Below are the records; pull every line that includes "copy".

• **Material for this exercise**
-=-=-

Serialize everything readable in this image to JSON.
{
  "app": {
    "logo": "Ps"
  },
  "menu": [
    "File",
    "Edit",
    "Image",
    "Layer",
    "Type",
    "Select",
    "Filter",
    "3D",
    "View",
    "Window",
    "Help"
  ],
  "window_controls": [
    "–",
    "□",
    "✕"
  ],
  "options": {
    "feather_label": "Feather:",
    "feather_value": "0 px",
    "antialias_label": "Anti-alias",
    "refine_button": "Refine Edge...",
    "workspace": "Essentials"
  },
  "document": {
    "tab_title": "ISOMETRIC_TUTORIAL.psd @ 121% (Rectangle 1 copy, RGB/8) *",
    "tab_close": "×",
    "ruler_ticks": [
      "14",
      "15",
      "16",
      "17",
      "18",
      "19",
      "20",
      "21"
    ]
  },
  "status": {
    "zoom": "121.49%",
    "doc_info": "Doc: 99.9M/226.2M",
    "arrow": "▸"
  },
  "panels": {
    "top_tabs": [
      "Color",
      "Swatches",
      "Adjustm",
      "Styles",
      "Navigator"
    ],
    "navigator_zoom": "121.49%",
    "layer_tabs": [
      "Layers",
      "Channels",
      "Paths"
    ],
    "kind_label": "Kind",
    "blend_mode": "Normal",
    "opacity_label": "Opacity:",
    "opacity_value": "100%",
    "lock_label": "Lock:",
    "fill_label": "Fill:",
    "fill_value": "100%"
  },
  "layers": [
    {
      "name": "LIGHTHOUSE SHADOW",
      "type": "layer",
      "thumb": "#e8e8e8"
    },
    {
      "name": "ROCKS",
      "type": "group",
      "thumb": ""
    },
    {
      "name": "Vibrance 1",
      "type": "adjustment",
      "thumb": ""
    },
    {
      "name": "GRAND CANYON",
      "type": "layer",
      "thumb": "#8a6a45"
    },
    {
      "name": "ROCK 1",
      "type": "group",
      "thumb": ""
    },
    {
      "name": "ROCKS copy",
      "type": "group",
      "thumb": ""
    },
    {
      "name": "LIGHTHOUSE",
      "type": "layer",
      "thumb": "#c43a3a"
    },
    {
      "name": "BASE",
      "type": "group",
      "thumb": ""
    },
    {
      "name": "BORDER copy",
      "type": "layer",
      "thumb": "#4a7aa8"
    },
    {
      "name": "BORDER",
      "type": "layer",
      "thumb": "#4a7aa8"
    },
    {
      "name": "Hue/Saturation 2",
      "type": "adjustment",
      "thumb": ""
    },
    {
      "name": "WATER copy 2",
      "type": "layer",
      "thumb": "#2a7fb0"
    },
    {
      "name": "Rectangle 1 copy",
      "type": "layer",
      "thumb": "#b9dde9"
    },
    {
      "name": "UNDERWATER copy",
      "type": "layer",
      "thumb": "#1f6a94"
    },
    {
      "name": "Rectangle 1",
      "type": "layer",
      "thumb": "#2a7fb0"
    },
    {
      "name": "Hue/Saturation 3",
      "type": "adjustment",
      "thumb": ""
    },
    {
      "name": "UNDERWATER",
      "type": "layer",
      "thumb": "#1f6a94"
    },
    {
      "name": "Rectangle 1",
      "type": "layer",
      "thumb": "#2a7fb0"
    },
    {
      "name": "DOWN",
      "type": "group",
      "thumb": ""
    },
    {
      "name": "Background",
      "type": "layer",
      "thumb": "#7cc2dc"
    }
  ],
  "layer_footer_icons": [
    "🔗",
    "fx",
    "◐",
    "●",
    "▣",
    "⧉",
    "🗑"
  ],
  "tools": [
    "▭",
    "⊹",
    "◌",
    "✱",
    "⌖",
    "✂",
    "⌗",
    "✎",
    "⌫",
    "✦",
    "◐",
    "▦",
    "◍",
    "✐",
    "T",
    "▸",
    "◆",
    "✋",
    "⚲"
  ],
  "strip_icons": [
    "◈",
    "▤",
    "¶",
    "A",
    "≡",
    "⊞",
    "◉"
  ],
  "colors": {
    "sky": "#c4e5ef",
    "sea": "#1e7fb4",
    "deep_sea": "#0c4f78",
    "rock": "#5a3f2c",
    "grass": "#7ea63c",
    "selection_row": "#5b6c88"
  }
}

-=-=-

• **Answer to the exercise**
    "tab_title": "ISOMETRIC_TUTORIAL.psd @ 121% (Rectangle 1 copy, RGB/8) *",
      "name": "ROCKS copy",
      "name": "BORDER copy",
      "name": "WATER copy 2",
      "name": "Rectangle 1 copy",
      "name": "UNDERWATER copy",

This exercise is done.